As the supervisor of a large apartment complex, I take care of a lot of things, from leaky toilets to cleaning the streets to fixing air conditioners, but opossum control is a new one on me.
I got a call from one of my favorite tenants. Mrs. Hernandez is a sweet older widow who always takes the time to say “hello” to her neighbors and remembers details about their life. “How is your sick puppy, Rocco?” she asks the oldest Johnson boy. Or, “How was your job interview?” she asks Brandon Thompson. But, she never goes on and on about her own life or pulls out pictures of her grandchildren without being asked. She even organized an apartment-wide barbeque a couple of weeks ago, and got more people to come than I had expected. She has a special way about her that just makes you love her.
She rarely calls me with any needs, because she told me she doesn’t like to impose. I’ve insisted that it is not only my job to fix things in her apartment, but it is my pleasure to help her out. But, she still hesitates, so I like to stop by and check in on her every week to make sure everything’s running smoothly.

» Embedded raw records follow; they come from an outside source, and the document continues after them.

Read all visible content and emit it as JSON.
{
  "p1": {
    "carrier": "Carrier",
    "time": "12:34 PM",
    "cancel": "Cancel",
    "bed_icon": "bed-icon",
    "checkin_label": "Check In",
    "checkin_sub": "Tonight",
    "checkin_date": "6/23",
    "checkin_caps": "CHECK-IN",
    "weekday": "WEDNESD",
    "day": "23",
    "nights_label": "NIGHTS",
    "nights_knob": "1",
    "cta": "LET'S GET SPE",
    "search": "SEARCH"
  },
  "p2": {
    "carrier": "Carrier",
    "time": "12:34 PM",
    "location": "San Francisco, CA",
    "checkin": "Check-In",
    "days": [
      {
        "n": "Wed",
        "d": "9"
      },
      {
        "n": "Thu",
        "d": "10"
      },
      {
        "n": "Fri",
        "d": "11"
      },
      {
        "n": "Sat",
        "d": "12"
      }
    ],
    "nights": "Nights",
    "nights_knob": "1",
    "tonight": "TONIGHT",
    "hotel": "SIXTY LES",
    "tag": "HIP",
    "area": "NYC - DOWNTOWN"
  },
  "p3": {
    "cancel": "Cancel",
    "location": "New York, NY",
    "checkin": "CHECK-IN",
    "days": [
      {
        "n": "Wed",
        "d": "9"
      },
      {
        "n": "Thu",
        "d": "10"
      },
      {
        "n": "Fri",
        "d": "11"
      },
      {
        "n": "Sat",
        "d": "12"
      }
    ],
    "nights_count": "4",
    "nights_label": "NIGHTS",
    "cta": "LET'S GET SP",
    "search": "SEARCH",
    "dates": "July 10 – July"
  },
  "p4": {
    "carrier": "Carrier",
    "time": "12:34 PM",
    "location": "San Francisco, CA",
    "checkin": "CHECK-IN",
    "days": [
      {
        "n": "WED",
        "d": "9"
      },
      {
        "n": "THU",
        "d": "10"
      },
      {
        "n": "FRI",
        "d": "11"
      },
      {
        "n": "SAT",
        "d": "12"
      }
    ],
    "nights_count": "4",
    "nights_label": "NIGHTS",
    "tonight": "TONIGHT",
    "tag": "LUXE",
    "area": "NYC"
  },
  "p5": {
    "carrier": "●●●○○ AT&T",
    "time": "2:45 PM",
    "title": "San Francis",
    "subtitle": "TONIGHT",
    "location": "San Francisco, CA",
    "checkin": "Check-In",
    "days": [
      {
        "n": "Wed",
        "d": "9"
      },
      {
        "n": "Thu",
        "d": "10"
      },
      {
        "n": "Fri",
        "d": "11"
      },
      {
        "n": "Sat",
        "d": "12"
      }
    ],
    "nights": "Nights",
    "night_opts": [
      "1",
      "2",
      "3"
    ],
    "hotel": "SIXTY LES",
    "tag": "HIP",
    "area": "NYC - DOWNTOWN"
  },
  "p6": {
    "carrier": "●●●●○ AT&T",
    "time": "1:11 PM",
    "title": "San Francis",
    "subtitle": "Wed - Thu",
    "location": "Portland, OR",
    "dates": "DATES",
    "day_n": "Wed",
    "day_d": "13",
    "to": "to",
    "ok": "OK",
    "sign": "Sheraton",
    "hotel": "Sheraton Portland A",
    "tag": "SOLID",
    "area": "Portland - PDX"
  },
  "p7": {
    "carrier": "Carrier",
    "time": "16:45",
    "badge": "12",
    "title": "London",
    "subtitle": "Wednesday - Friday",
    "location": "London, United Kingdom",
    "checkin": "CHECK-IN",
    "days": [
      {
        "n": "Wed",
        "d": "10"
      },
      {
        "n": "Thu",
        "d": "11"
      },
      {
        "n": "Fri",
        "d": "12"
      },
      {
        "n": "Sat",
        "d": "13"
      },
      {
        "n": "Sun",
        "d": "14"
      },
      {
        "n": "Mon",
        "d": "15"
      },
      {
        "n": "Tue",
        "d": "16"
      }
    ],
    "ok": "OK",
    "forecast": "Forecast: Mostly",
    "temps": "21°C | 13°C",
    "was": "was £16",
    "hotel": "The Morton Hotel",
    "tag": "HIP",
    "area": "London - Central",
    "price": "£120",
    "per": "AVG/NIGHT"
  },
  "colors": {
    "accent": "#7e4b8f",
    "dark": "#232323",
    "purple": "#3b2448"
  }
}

So, I was surprised when she called me this morning. I was doubly surprised when she said, “I really don’t know how to say this, but I think I need opossum control or a plumber.” Confused, I decided to investigate it myself before calling a professional opossum removal service or a plumber, and grabbed my ever-ready tool bag and thick gloves.
When I got there, she looked embarrassed as she led me back to her bathroom and directed my attention to her tub. A tiny opossum baby was actually stuck inside the drain. Its hind legs had slipped in between the large drain holes. Every time it struggled to free itself, its tiny paws would just slip on the wet tub surface, and it would slip down just a little further.
Mrs. Hernandez said she had no idea where the mother was or how the opossum even got inside her apartment. She and I agreed it probably got separated from its mother and then crawled in through her open window. This was definitely a first for me, though. I considered doing my own opossum control, by putting on the thick gloves, pulling the animal out of the drain, and popping it in the tool box to safely take it outside. But, what would I do with it once I got it outside? If I just released it, would it die alone? Would it be easy prey for other animals? Mrs. Hernandez had obviously considered this, too, and she was mortified at the idea of a helpless baby opossum. Partly to ease my own conscience and partly to appease sweet Mrs. Hernandez, I agreed to call a professional opossum removal service. Mrs. Hernandez even made me some ice tea as we waited for them to arrive.